═══ PROVIDED RECORDS
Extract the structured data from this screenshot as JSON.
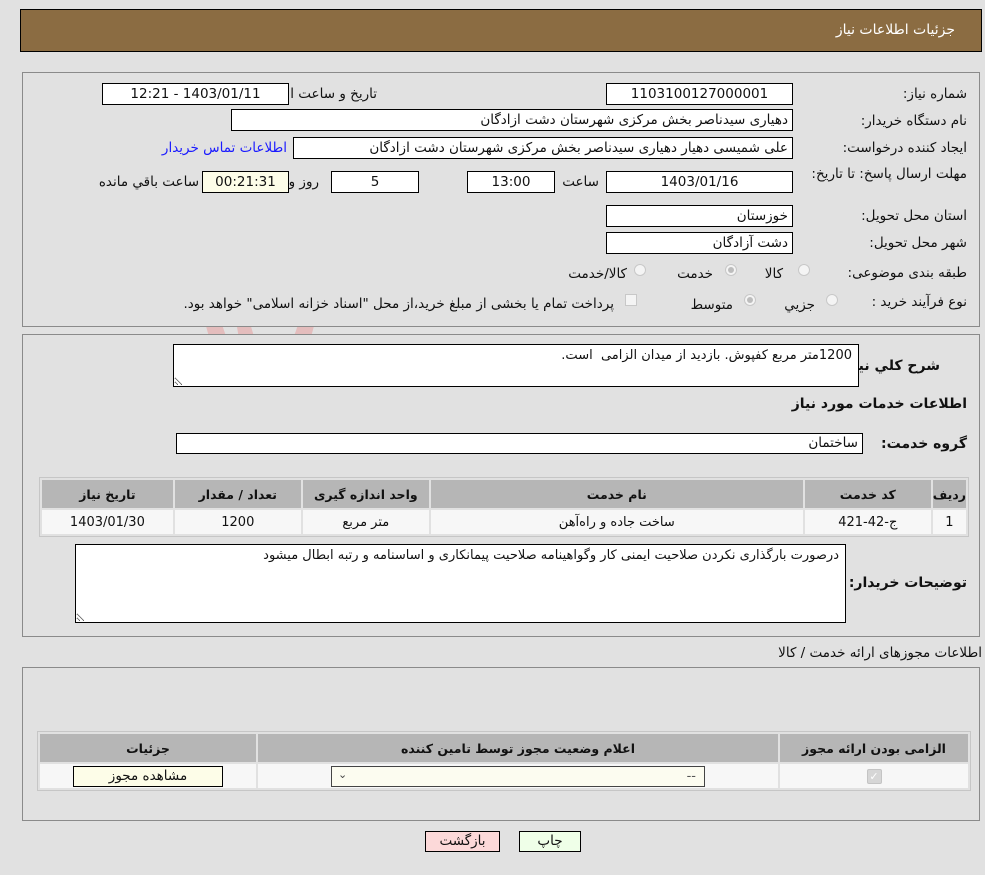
{
  "header": {
    "title": "جزئیات اطلاعات نیاز"
  },
  "watermark": {
    "text": "AriaTender.neT"
  },
  "details": {
    "need_number_label": "شماره نیاز:",
    "need_number": "1103100127000001",
    "announce_label": "تاریخ و ساعت اعلان عمومي:",
    "announce_value": "1403/01/11 - 12:21",
    "buyer_org_label": "نام دستگاه خریدار:",
    "buyer_org": "دهیاری سیدناصر بخش مرکزی شهرستان دشت ازادگان",
    "creator_label": "ایجاد کننده درخواست:",
    "creator": "علی شمیسی دهیار دهیاری سیدناصر بخش مرکزی شهرستان دشت ازادگان",
    "contact_link": "اطلاعات تماس خریدار",
    "deadline_label": "مهلت ارسال پاسخ: تا تاریخ:",
    "deadline_date": "1403/01/16",
    "time_label": "ساعت",
    "deadline_time": "13:00",
    "days_value": "5",
    "days_label": "روز و",
    "remaining_value": "00:21:31",
    "remaining_label": "ساعت باقي مانده",
    "province_label": "استان محل تحویل:",
    "province": "خوزستان",
    "city_label": "شهر محل تحویل:",
    "city": "دشت آزادگان",
    "category_label": "طبقه بندی موضوعی:",
    "category_options": [
      {
        "label": "کالا",
        "selected": false
      },
      {
        "label": "خدمت",
        "selected": true
      },
      {
        "label": "کالا/خدمت",
        "selected": false
      }
    ],
    "process_label": "نوع فرآیند خرید :",
    "process_options": [
      {
        "label": "جزيي",
        "selected": false
      },
      {
        "label": "متوسط",
        "selected": true
      }
    ],
    "treasury_checkbox_label": "پرداخت تمام یا بخشی از مبلغ خرید،از محل \"اسناد خزانه اسلامی\" خواهد بود.",
    "treasury_checked": false
  },
  "services": {
    "summary_label": "شرح کلي نیاز:",
    "summary_text": "1200متر مربع کفپوش. بازدید از میدان الزامی  است.",
    "section_title": "اطلاعات خدمات مورد نیاز",
    "group_label": "گروه خدمت:",
    "group_value": "ساختمان",
    "table": {
      "headers": [
        "ردیف",
        "کد خدمت",
        "نام خدمت",
        "واحد اندازه گیری",
        "تعداد / مقدار",
        "تاریخ نیاز"
      ],
      "rows": [
        [
          "1",
          "ج-42-421",
          "ساخت جاده و راه‌آهن",
          "متر مربع",
          "1200",
          "1403/01/30"
        ]
      ]
    },
    "buyer_notes_label": "توضیحات خریدار:",
    "buyer_notes": "درصورت بارگذاری نکردن صلاحیت ایمنی کار وگواهینامه صلاحیت پیمانکاری و اساسنامه و رتبه ابطال میشود"
  },
  "permits": {
    "section_title": "اطلاعات مجوزهای ارائه خدمت / کالا",
    "headers": [
      "الزامی بودن ارائه مجوز",
      "اعلام وضعیت مجوز توسط تامین کننده",
      "جزئیات"
    ],
    "row": {
      "required_checked": true,
      "status_selected": "--",
      "details_button": "مشاهده مجوز"
    }
  },
  "actions": {
    "print": "چاپ",
    "back": "بازگشت"
  }
}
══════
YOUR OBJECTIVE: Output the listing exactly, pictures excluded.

SOLUTION BELOW:
Extract the structured data from this screenshot as JSON.
{
  "header": {
    "title": "جزئیات اطلاعات نیاز"
  },
  "watermark": {
    "text": "AriaTender.neT"
  },
  "details": {
    "need_number_label": "شماره نیاز:",
    "need_number": "1103100127000001",
    "announce_label": "تاریخ و ساعت اعلان عمومي:",
    "announce_value": "1403/01/11 - 12:21",
    "buyer_org_label": "نام دستگاه خریدار:",
    "buyer_org": "دهیاری سیدناصر بخش مرکزی شهرستان دشت ازادگان",
    "creator_label": "ایجاد کننده درخواست:",
    "creator": "علی شمیسی دهیار دهیاری سیدناصر بخش مرکزی شهرستان دشت ازادگان",
    "contact_link": "اطلاعات تماس خریدار",
    "deadline_label": "مهلت ارسال پاسخ: تا تاریخ:",
    "deadline_date": "1403/01/16",
    "time_label": "ساعت",
    "deadline_time": "13:00",
    "days_value": "5",
    "days_label": "روز و",
    "remaining_value": "00:21:31",
    "remaining_label": "ساعت باقي مانده",
    "province_label": "استان محل تحویل:",
    "province": "خوزستان",
    "city_label": "شهر محل تحویل:",
    "city": "دشت آزادگان",
    "category_label": "طبقه بندی موضوعی:",
    "category_options": [
      {
        "label": "کالا",
        "selected": false
      },
      {
        "label": "خدمت",
        "selected": true
      },
      {
        "label": "کالا/خدمت",
        "selected": false
      }
    ],
    "process_label": "نوع فرآیند خرید :",
    "process_options": [
      {
        "label": "جزيي",
        "selected": false
      },
      {
        "label": "متوسط",
        "selected": true
      }
    ],
    "treasury_checkbox_label": "پرداخت تمام یا بخشی از مبلغ خرید،از محل \"اسناد خزانه اسلامی\" خواهد بود.",
    "treasury_checked": false
  },
  "services": {
    "summary_label": "شرح کلي نیاز:",
    "summary_text": "1200متر مربع کفپوش. بازدید از میدان الزامی  است.",
    "section_title": "اطلاعات خدمات مورد نیاز",
    "group_label": "گروه خدمت:",
    "group_value": "ساختمان",
    "table": {
      "headers": [
        "ردیف",
        "کد خدمت",
        "نام خدمت",
        "واحد اندازه گیری",
        "تعداد / مقدار",
        "تاریخ نیاز"
      ],
      "rows": [
        [
          "1",
          "ج-42-421",
          "ساخت جاده و راه‌آهن",
          "متر مربع",
          "1200",
          "1403/01/30"
        ]
      ]
    },
    "buyer_notes_label": "توضیحات خریدار:",
    "buyer_notes": "درصورت بارگذاری نکردن صلاحیت ایمنی کار وگواهینامه صلاحیت پیمانکاری و اساسنامه و رتبه ابطال میشود"
  },
  "permits": {
    "section_title": "اطلاعات مجوزهای ارائه خدمت / کالا",
    "headers": [
      "الزامی بودن ارائه مجوز",
      "اعلام وضعیت مجوز توسط تامین کننده",
      "جزئیات"
    ],
    "row": {
      "required_checked": true,
      "status_selected": "--",
      "details_button": "مشاهده مجوز"
    }
  },
  "actions": {
    "print": "چاپ",
    "back": "بازگشت"
  }
}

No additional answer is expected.